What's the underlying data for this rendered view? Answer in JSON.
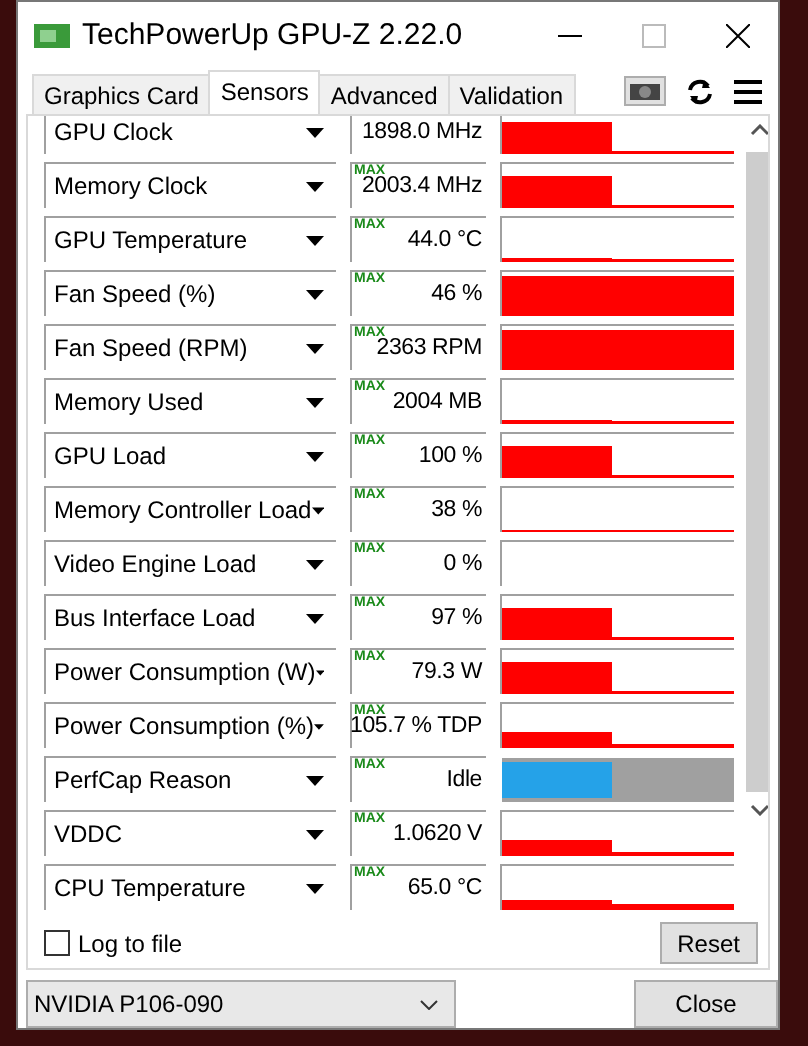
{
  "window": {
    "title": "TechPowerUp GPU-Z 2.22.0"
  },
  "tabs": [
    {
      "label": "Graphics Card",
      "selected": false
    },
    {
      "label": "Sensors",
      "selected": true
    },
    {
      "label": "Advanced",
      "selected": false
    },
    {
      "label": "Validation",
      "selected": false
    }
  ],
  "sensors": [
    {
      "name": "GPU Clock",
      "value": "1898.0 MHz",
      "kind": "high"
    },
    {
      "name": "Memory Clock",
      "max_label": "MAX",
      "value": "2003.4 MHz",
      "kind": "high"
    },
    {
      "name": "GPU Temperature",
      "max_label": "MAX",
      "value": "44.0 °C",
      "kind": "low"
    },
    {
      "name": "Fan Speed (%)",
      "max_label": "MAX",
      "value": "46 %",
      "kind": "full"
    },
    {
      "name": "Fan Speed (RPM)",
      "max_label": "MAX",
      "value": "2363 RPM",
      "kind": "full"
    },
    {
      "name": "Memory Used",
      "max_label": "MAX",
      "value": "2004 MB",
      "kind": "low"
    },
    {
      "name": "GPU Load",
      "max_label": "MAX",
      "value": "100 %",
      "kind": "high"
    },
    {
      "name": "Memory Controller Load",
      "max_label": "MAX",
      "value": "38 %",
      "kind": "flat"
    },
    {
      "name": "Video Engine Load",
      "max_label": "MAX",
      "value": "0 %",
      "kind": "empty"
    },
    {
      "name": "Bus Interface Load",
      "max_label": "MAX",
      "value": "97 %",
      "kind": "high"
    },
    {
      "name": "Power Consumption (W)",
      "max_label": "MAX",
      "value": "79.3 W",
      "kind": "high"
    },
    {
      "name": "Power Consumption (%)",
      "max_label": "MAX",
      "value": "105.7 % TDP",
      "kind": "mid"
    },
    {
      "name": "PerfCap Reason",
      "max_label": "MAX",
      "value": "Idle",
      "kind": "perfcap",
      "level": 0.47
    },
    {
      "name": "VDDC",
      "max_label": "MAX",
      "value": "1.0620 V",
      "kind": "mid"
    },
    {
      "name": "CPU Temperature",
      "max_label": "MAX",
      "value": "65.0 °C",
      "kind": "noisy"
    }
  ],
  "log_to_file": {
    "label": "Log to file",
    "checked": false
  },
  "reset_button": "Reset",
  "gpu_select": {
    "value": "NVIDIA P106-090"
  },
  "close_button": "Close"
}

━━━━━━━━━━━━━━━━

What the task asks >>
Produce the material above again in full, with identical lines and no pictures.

Reply >>
What's the underlying data for this rendered view? Answer in JSON.
{
  "window": {
    "title": "TechPowerUp GPU-Z 2.22.0"
  },
  "tabs": [
    {
      "label": "Graphics Card",
      "selected": false
    },
    {
      "label": "Sensors",
      "selected": true
    },
    {
      "label": "Advanced",
      "selected": false
    },
    {
      "label": "Validation",
      "selected": false
    }
  ],
  "sensors": [
    {
      "name": "GPU Clock",
      "value": "1898.0 MHz",
      "kind": "high"
    },
    {
      "name": "Memory Clock",
      "max_label": "MAX",
      "value": "2003.4 MHz",
      "kind": "high"
    },
    {
      "name": "GPU Temperature",
      "max_label": "MAX",
      "value": "44.0 °C",
      "kind": "low"
    },
    {
      "name": "Fan Speed (%)",
      "max_label": "MAX",
      "value": "46 %",
      "kind": "full"
    },
    {
      "name": "Fan Speed (RPM)",
      "max_label": "MAX",
      "value": "2363 RPM",
      "kind": "full"
    },
    {
      "name": "Memory Used",
      "max_label": "MAX",
      "value": "2004 MB",
      "kind": "low"
    },
    {
      "name": "GPU Load",
      "max_label": "MAX",
      "value": "100 %",
      "kind": "high"
    },
    {
      "name": "Memory Controller Load",
      "max_label": "MAX",
      "value": "38 %",
      "kind": "flat"
    },
    {
      "name": "Video Engine Load",
      "max_label": "MAX",
      "value": "0 %",
      "kind": "empty"
    },
    {
      "name": "Bus Interface Load",
      "max_label": "MAX",
      "value": "97 %",
      "kind": "high"
    },
    {
      "name": "Power Consumption (W)",
      "max_label": "MAX",
      "value": "79.3 W",
      "kind": "high"
    },
    {
      "name": "Power Consumption (%)",
      "max_label": "MAX",
      "value": "105.7 % TDP",
      "kind": "mid"
    },
    {
      "name": "PerfCap Reason",
      "max_label": "MAX",
      "value": "Idle",
      "kind": "perfcap",
      "level": 0.47
    },
    {
      "name": "VDDC",
      "max_label": "MAX",
      "value": "1.0620 V",
      "kind": "mid"
    },
    {
      "name": "CPU Temperature",
      "max_label": "MAX",
      "value": "65.0 °C",
      "kind": "noisy"
    }
  ],
  "log_to_file": {
    "label": "Log to file",
    "checked": false
  },
  "reset_button": "Reset",
  "gpu_select": {
    "value": "NVIDIA P106-090"
  },
  "close_button": "Close"
}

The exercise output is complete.